In the FRA’s letter to rail companies across the U.S., Administrator Feinberg says, “Many of the nation’s railroad bridges are more than 100 years old. More and more bridges are showing visible signs of superficial deterioration. These signs, along with increased tonnage and traffic on the country’s rail system in recent years, have led to concerns about the structural integrity of railroad bridges. I understand and share those concerns.” For this reason, the FRA is urging rail companies – including ones across New York State like CSX, Norfolk Southern, and Canadian Pacific – to be more responsive and transparent with Congress, local community leaders and residents regarding the safety status of rail bridges they own across New York State. Schumer said that because rail companies are tasked with maintaining their own tracks and rail bridges, they should be fixing bridges in question long before a federal audit reveals there could be a safety issue.
Schumer said it is particularly important these rail bridges be maintained because they are used predominantly for freight shipping, including the transport of hazardous material and crude oil, for this reason and the fact that these bridges crisscross local roads traveled by thousands of New Yorkers, Schumer said the safety of the rail bridges across Upstate New York must be a top priority for rail companies themselves. Schumer said that federal inspectors are critical in ensuring that private railroad companies are keeping bridges safe but the railroad companies themselves are responsible for fixing their own bridges. As a result, Schumer said the rail companies must be more responsive and the federal government must also dedicate more manpower and funding to audit bridges across Upstate New York to ensure they are not deteriorating or at risk of collapsing.

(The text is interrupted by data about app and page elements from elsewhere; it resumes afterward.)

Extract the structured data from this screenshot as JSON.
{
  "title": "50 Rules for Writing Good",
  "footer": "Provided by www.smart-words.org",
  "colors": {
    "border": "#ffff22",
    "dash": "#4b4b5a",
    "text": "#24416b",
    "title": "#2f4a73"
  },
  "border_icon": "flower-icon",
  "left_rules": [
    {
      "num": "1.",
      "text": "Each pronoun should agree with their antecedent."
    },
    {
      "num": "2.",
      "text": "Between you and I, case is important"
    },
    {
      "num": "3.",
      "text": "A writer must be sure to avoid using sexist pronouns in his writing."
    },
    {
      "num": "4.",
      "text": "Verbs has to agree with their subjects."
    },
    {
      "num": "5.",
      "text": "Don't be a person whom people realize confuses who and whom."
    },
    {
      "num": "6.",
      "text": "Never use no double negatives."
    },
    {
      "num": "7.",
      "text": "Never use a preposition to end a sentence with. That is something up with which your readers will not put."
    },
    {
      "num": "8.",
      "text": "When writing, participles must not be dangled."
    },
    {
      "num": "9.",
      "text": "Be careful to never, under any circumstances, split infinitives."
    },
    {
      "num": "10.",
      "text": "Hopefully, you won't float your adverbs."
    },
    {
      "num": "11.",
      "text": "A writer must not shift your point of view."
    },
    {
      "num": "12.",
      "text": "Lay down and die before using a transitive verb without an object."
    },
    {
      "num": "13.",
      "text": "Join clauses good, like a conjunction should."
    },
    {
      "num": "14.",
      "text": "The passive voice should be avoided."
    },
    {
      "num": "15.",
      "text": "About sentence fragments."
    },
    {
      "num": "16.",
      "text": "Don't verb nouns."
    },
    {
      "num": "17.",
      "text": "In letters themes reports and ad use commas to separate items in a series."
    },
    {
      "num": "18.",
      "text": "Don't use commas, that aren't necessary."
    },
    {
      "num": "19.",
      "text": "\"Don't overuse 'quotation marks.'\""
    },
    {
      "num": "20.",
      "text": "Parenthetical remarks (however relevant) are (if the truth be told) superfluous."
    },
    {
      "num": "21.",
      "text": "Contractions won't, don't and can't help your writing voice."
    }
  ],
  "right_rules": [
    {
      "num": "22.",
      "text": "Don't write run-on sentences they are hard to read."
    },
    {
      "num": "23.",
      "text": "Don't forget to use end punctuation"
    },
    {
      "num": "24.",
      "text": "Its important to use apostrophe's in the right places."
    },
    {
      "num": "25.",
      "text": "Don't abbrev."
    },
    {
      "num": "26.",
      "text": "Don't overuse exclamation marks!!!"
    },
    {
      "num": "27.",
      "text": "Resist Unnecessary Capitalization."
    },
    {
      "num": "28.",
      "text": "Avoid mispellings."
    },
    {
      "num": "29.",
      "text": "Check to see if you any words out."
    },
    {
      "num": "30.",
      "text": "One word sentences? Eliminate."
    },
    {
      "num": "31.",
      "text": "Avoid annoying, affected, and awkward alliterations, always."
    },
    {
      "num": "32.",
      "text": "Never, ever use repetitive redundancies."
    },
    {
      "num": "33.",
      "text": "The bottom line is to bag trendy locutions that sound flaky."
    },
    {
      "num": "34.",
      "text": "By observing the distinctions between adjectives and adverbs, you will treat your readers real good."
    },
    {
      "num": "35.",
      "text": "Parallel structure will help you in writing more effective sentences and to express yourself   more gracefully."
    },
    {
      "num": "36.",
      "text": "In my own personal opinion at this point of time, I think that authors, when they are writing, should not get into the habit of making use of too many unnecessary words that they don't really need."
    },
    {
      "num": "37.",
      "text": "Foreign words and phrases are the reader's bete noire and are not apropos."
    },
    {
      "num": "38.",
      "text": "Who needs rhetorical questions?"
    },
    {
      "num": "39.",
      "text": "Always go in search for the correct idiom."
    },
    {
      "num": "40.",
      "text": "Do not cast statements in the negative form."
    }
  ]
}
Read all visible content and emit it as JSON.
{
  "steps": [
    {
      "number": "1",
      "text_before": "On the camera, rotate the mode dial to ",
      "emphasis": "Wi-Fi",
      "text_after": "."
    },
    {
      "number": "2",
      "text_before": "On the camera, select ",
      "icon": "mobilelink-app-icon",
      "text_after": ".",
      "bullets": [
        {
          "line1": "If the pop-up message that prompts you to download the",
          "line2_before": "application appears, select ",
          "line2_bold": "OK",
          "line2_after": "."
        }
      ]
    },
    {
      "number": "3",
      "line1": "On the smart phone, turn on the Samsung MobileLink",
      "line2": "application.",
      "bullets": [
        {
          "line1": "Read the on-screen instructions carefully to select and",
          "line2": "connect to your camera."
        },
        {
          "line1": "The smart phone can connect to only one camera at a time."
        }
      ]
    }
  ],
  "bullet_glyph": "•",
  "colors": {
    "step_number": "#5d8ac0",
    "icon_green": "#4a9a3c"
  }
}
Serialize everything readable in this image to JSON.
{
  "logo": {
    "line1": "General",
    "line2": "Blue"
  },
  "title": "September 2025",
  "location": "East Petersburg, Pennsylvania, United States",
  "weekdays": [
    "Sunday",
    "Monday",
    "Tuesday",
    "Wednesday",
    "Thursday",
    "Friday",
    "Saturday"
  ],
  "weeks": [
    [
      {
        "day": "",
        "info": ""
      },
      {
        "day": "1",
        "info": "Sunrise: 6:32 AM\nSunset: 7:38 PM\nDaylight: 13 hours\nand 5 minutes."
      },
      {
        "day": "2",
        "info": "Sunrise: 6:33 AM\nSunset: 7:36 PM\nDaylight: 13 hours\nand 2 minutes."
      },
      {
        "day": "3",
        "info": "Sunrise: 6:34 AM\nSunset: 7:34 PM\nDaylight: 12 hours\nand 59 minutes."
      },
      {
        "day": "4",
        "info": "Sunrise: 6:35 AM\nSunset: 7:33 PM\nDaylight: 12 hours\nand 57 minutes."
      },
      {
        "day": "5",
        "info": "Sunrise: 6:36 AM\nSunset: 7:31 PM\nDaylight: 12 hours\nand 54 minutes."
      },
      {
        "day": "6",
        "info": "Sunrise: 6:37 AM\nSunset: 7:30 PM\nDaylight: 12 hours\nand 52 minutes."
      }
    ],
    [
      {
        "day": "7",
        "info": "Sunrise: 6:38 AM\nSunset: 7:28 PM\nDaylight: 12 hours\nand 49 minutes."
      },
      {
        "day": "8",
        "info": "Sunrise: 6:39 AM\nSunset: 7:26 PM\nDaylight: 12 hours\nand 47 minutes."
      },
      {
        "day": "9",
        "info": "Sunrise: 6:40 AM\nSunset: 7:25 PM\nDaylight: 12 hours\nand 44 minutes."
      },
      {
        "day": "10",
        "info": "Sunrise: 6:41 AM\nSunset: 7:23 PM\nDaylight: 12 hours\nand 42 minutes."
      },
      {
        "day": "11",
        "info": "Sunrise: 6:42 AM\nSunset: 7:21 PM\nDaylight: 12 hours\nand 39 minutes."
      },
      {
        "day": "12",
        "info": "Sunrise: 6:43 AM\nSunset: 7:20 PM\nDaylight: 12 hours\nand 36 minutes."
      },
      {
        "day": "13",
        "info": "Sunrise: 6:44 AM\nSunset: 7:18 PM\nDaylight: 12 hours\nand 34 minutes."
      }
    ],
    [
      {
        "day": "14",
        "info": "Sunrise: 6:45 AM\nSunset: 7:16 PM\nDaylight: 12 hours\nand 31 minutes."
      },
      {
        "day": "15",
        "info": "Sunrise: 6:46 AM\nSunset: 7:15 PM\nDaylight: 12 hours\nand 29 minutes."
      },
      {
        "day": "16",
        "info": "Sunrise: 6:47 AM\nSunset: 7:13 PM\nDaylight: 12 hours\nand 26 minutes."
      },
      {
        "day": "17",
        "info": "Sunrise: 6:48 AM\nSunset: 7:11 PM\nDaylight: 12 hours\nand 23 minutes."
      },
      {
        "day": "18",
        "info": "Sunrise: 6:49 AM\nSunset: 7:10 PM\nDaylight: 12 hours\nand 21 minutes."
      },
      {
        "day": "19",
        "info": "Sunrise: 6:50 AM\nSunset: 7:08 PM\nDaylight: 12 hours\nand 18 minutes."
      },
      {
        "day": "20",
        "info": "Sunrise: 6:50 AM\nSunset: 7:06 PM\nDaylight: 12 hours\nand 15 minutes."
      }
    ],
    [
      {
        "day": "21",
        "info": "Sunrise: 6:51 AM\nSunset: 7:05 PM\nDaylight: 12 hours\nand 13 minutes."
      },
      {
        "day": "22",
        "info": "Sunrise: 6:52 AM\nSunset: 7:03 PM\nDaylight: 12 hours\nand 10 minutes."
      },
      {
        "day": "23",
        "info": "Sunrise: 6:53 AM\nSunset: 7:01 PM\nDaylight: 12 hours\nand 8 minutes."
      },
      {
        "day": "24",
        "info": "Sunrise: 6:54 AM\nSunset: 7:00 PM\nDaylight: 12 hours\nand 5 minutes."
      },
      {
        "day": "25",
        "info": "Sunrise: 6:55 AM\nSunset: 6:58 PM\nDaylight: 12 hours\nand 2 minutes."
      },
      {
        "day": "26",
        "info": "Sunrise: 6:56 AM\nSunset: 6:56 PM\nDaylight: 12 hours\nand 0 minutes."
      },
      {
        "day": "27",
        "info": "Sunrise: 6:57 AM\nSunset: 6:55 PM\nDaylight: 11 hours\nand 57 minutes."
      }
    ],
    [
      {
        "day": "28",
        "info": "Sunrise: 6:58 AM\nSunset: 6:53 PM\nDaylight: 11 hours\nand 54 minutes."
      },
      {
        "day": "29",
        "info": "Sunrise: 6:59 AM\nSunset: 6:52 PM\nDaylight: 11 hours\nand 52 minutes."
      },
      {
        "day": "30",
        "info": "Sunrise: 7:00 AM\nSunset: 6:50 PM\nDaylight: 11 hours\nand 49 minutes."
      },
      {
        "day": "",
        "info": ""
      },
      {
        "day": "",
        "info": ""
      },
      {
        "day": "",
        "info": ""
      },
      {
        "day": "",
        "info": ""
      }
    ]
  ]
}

New York has provided a vital geographic rail link between the Midwest and East coast ports for centuries, in addition to moving thousands of passengers by rail each day. As a result, the rail bridges that carry these freight and passenger trains over other roadways and bodies of water on a daily basis are often carrying heavier shipments than they were designed to with increasing frequency. Schumer said this means these bridges are likely to be deteriorating at a faster rate and, therefore, are in desperate need of inspection and auditing to ensure the safety of passenger trains and the communities through which freight trains run. However, Schumer said, despite the clear need to keep up with the maintenance and inspection of these train bridges, there is simply not enough manpower on the federal level to inspect and audit these bridges on schedule. That is why Schumer is pushing to increase the number of federal railroad bridge safety specialists nationwide.
Schumer noted the FRA currently has no set of engineering standards for railroad bridges, relying almost entirely on individual railroads to inspect, maintain and repair their own bridges and trestles, some of them built more than a century ago. The funding level for the rail bridge safety specialist program is currently just over $1 million per year. Schumer said that doubling this federal allocation would enable FRA to add at least seven more inspectors and help cut down on the heavy caseload and hold rail companies accountable for individual bridge repairs. Doing this would in turn drastically increase the number of federal reviews and audits that could occur per year. Schumer said this would improve the level of safety – and help restore peace of mind – for the residents and businesses within the vicinity of these rail bridges.